By the time Zubov left for the KHL, he was the all-time NHL scoring leader for Russian-born defensemen. The fact that he had never been awarded the Norris Trophy is a shame because when he was healthy, he was one of, if not the best defenseman in the league.
But what could be most impressive about the Russian is that he smoked a pack and a half of cigarettes daily.
There is no doubt the his number 56 will hang in the American Airlines Center.
What a shocker.
There aren't enough good things that can be said about Mike Modano but I'll keep it short.
The franchise leader in just about every offensive category has as special place in every single Stars fan and I'd like to think most hockey fans have a soft spot for Number Nine.
From his early days with the North Stars to his final home game in Dallas, Modano had the attention of every fan once he hit the ice.
He had the most lethal shot in Stars history and proved it 557 times in a Dallas uniform.
When Ken Hitchcock took the reigns of the team, he wanted Modano to become more of a two-way player. Modano obliged and became even more dangerous on every inch of the ice. That two-way philosophy has stuck with him the rest of his career.
Modano was a player who wore his emotions on his sleeve. He loved his fans maybe more than they loved him.
It was a sad day when it was made clear that Modano wouldn't be returning for his 21st season with the organization but I'd have to think that most knew it was time to move on.
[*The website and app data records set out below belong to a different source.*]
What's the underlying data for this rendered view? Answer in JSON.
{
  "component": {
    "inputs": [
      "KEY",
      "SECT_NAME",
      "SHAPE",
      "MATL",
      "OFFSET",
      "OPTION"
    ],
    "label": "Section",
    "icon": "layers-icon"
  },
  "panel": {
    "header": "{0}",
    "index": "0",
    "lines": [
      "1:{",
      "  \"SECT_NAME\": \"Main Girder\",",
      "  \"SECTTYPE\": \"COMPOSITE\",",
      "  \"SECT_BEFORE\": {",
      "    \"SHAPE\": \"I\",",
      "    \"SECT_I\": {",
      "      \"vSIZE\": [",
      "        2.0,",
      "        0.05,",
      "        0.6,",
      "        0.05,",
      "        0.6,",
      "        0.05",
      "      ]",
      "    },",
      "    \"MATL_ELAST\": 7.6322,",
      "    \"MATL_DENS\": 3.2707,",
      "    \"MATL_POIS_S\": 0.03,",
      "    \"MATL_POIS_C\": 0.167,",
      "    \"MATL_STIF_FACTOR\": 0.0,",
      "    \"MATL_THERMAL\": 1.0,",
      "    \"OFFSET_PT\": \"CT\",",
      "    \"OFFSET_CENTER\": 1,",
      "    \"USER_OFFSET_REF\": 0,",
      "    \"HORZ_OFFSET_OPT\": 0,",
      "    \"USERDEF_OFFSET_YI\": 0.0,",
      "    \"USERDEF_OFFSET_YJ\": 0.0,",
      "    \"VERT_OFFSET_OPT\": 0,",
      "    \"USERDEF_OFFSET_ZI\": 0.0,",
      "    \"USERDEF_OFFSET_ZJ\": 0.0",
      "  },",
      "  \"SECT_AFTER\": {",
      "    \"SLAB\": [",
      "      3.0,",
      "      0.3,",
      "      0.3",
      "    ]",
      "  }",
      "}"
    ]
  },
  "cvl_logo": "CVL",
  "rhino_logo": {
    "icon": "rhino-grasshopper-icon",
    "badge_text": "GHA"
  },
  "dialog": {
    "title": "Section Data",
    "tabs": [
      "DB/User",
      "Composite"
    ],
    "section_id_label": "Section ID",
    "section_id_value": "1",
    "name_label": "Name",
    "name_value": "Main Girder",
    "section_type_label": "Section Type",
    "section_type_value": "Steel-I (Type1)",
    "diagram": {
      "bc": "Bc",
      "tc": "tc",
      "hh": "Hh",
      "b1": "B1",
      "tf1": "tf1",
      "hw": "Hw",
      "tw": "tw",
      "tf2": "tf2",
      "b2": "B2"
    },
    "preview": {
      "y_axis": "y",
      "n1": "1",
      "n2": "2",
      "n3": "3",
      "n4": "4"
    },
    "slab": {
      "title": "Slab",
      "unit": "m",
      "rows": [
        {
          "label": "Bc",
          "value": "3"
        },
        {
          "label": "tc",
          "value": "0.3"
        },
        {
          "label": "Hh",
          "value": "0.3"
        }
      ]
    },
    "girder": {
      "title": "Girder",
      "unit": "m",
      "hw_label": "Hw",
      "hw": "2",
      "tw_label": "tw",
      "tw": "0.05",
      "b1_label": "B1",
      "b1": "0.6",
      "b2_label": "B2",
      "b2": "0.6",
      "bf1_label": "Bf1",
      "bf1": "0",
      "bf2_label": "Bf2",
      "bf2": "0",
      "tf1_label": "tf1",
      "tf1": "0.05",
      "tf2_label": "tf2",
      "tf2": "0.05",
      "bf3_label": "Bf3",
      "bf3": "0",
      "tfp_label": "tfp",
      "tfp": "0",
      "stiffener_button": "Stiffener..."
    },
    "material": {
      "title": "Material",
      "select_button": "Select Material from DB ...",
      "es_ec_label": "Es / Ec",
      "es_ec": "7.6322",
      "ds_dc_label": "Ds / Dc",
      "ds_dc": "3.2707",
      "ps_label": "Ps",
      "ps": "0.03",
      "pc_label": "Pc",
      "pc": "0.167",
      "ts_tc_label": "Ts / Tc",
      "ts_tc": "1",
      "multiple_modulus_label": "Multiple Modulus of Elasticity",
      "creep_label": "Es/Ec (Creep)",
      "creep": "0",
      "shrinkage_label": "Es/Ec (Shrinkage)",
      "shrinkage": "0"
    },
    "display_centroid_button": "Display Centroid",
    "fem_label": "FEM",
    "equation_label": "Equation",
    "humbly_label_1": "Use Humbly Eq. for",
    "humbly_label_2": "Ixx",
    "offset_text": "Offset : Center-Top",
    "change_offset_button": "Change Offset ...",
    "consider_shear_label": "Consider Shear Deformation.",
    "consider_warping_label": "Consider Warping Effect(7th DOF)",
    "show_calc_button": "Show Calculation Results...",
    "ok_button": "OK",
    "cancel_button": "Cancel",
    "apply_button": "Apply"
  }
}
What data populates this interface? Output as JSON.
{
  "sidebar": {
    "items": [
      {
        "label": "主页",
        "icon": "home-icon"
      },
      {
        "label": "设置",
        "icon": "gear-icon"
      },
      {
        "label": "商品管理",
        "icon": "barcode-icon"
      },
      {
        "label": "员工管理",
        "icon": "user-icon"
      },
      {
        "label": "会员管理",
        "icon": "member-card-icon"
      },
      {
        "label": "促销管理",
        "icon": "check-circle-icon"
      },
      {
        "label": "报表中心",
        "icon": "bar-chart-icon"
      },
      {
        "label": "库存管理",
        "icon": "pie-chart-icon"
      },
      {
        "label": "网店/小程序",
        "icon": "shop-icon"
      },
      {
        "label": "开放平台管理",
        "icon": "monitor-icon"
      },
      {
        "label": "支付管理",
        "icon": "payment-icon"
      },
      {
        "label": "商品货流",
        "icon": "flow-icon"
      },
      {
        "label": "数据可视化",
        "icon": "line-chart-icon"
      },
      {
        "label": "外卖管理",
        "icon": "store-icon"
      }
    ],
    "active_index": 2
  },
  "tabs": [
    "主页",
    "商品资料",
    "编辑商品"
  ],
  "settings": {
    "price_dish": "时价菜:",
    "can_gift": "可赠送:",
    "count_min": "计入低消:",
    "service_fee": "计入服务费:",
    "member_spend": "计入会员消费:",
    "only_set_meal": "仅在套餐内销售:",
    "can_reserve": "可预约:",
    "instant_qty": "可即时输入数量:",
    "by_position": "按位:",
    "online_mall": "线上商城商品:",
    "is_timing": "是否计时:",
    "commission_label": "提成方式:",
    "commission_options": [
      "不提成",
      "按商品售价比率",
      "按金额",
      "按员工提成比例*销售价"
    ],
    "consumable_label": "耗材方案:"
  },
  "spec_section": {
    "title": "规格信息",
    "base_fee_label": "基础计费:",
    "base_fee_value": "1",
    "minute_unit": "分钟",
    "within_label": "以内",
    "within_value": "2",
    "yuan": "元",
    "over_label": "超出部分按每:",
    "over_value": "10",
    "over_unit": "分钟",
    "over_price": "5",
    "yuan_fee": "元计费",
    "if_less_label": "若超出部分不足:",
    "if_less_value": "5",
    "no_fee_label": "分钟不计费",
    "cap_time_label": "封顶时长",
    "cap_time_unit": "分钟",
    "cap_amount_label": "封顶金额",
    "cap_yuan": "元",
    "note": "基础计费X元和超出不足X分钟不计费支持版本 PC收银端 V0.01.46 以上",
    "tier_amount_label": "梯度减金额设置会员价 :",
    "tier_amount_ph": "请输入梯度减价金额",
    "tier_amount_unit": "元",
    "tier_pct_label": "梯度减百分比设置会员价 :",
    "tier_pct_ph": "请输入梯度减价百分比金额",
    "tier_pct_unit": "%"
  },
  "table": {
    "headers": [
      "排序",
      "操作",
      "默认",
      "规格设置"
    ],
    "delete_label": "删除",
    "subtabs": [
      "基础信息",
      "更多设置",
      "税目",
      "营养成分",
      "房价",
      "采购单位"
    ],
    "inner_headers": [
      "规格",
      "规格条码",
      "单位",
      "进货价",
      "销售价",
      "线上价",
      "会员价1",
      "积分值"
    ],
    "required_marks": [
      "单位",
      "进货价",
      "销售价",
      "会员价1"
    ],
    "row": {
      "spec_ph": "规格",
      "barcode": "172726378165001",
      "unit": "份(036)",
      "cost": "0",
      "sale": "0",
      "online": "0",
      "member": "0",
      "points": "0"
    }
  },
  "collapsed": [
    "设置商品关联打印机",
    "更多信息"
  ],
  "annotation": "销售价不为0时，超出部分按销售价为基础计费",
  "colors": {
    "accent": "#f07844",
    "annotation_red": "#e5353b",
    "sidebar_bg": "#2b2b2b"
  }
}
Although he now wears a Detroit Red Wings jersey, it won't tarnish or damage his legacy as a Dallas Star.
There will never be a more iconic, revered and beloved player in Dallas Stars history.
It's only a matter of time before his jersey is lifted to the rafters.